Mr Bassett makes the declaration that “there has been a strong history of Euroscepticism in Ireland”, citing as evidence that Ireland rejected EU treaty change twice in the 2000s. This is a quite a leap; it is our contention that the Irish electorate’s initial rejection of EU treaty reform, and later acceptance, does not equate to a public appetite for a complete withdrawal from the EU.

Rather, polls have consistently shown that the Irish population overwhelmingly favours remaining in the EU. A recent May 2017 Red C poll commissioned by European Movement Ireland found that 88 per cent of Irish people believe that Ireland should remain in the EU, one year after the UK’s EU referendum. Interestingly, only 16 per cent believe that Ireland should follow the UK out of the EU, a significant drop from 29 per cent in the first of these EM Ireland/Red C polls in 2013. These findings are supported by Eurobarometer polls conducted this year, in which 67 per cent of Irish people disagreed with an Irish withdrawal from the EU and only 25 per cent of the population was in favour of Ireland leaving the EU.

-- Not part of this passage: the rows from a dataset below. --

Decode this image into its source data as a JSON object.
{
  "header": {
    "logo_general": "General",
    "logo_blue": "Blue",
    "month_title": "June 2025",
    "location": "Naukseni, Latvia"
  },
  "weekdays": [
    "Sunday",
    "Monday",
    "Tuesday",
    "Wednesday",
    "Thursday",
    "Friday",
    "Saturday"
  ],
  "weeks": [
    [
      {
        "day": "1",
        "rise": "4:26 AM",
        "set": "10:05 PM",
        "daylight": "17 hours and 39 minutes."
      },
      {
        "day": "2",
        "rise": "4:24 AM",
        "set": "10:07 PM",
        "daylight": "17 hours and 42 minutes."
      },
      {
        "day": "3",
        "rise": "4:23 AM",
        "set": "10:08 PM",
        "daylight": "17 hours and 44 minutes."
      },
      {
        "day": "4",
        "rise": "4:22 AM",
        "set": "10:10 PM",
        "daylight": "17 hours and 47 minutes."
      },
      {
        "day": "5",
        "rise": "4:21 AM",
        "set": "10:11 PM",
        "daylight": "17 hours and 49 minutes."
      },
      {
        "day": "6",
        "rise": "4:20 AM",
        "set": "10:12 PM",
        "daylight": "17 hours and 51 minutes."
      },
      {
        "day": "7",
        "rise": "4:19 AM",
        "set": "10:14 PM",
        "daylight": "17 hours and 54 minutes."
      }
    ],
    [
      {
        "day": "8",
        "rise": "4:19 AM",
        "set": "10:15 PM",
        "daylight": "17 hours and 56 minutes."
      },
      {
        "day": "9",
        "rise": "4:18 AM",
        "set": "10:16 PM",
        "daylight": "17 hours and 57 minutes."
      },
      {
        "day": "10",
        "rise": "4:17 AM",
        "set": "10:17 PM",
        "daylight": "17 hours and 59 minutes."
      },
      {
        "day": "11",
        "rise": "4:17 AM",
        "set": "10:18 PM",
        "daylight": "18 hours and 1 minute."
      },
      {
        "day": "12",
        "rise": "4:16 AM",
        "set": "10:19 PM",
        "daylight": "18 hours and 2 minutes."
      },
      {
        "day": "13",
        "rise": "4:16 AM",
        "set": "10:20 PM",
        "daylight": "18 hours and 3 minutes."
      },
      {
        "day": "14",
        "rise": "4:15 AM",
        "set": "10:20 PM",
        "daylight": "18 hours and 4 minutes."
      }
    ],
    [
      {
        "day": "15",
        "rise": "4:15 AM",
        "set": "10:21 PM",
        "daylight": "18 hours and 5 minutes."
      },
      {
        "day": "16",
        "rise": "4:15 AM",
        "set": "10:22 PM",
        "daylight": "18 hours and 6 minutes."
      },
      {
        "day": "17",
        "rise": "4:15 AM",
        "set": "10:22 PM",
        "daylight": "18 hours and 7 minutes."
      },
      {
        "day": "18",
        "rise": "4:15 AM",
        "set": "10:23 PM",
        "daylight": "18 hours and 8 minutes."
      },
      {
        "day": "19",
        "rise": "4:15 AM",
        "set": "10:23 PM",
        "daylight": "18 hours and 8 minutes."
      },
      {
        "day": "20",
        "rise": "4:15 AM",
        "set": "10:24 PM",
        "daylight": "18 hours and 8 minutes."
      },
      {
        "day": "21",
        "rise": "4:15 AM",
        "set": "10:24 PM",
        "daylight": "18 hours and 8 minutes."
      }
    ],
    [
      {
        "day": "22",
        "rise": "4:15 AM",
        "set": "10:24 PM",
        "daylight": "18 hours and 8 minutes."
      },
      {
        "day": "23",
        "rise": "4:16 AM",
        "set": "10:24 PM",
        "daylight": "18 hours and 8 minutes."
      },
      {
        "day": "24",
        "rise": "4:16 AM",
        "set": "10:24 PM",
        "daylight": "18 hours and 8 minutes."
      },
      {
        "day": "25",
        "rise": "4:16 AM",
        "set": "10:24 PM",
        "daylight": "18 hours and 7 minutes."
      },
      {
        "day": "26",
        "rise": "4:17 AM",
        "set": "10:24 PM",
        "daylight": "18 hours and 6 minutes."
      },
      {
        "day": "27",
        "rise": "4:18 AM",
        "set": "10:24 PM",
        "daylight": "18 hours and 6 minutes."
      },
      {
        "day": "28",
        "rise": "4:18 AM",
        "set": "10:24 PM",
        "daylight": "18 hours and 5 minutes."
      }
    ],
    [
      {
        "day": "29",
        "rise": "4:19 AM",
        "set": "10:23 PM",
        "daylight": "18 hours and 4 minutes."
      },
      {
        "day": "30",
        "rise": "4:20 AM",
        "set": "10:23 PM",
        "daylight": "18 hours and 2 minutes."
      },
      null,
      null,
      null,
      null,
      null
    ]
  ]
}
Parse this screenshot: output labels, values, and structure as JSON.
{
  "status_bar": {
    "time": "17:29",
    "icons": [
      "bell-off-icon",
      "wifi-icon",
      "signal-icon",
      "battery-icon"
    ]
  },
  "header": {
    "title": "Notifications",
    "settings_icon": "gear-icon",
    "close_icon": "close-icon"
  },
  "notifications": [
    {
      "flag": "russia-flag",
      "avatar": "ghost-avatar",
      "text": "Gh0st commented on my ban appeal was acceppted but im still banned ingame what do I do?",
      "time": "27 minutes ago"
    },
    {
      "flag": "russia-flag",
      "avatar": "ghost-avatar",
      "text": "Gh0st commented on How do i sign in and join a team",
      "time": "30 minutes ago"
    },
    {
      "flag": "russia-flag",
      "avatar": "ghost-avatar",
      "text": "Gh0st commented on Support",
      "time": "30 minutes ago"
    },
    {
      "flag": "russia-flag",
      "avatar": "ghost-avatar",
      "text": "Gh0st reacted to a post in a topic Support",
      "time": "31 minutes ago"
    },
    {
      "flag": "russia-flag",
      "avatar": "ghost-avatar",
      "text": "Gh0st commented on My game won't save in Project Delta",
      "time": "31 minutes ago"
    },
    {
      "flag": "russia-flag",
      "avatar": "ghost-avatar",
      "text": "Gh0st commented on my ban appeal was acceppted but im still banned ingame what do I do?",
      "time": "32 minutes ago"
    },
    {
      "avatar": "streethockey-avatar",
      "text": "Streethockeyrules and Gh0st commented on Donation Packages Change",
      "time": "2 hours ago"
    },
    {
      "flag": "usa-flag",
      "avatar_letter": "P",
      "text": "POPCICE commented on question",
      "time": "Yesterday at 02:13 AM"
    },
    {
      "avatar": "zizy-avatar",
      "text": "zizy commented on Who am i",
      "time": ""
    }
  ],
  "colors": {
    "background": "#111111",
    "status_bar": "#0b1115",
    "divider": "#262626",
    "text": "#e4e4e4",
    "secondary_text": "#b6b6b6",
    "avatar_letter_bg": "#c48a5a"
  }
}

Polls (like referendums) are, to some degree, snapshots in time of a country’s often complex stances on questions of national importance. However, they do suggest that even in the context of Brexit, Irish public opinion remains both high and markedly steadfast in its support for Ireland remaining within a reforming EU.

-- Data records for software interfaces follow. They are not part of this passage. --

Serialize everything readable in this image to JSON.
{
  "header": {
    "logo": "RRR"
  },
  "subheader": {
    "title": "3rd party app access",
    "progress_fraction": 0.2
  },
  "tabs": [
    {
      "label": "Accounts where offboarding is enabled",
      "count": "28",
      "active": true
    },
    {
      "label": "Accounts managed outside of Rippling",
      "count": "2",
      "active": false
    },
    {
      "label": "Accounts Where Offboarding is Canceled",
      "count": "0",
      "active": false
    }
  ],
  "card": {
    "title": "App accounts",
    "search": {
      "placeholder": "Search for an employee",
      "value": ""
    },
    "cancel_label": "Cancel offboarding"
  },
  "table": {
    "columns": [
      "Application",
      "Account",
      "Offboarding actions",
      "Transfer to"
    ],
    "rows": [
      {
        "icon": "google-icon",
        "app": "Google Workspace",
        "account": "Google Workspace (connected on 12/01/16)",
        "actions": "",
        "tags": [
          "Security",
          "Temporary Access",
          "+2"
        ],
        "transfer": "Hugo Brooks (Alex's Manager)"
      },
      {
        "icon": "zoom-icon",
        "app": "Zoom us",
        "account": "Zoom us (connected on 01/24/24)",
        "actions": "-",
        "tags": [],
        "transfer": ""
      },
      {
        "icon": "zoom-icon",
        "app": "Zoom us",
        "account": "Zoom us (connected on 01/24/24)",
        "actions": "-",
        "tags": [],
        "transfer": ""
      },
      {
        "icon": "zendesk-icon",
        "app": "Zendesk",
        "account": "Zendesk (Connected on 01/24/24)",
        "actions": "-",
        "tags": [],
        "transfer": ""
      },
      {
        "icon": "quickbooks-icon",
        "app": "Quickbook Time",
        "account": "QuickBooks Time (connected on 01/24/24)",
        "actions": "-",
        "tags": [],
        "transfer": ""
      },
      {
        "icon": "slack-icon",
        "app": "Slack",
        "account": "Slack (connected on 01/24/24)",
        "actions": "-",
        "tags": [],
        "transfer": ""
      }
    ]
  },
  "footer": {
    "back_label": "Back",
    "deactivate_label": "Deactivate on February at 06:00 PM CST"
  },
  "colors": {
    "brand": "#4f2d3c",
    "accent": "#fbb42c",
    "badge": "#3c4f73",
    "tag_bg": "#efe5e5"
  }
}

Suffice to say, most of us in Ireland opposed Brexit. As has been repeatedly said, Brexit is a UK policy, not an Irish or an EU one.

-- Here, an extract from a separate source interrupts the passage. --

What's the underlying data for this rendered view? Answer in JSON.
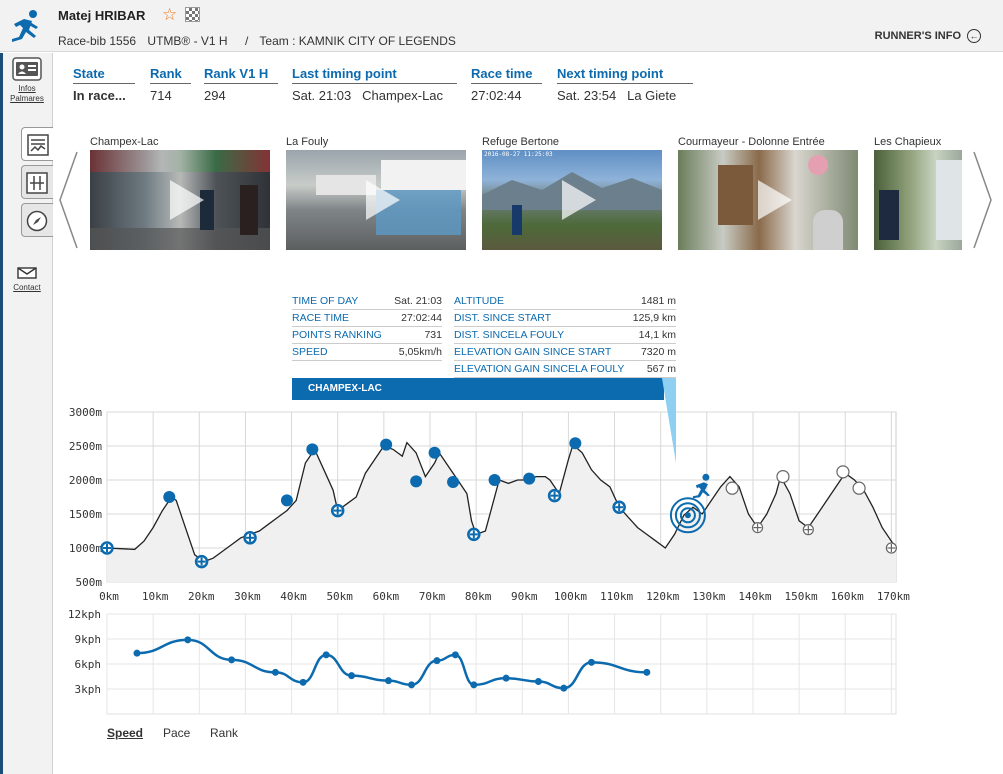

As the author of the report freely admits, EU membership has allowed Ireland to grow “more liberal and confident”.

Why would we want to remove ourselves from the European Union that has helped us to grow “more liberal and confident” because the UK has chosen this path? – Yours, etc,


Executive Director,

European Movement


Lower Fitzwilliam Street,

Dublin 2.

Sir, – The “negotiating” statement by the British foreign secretary that the EU could “go whistle” is typical of the arrogance from London that the people of this country had to put up with for centuries (“Boris Johnson accuses EU of extortion over Brexit bill”, News, July 12th).

Boris Johnson needs to be reminded that by tearing up the agreement signed with 27 other European democracies and accusing them of “extortion”, the UK negotiators are declaring economic war on the rest of the EU.

That economic war is going to do major damage not alone to the EU but to the UK itself and, most importantly from our point of view, to those of us who live on this island, both North and South.

Boris Johnson’s “negotiating” position, if continued, will lead to a breakdown of negotiations almost immediately.

As we in this country know only too well, the consequences of such London arrogance could be dire, long term and irredeemable. – Yours, etc,


Sutton, Dublin 13.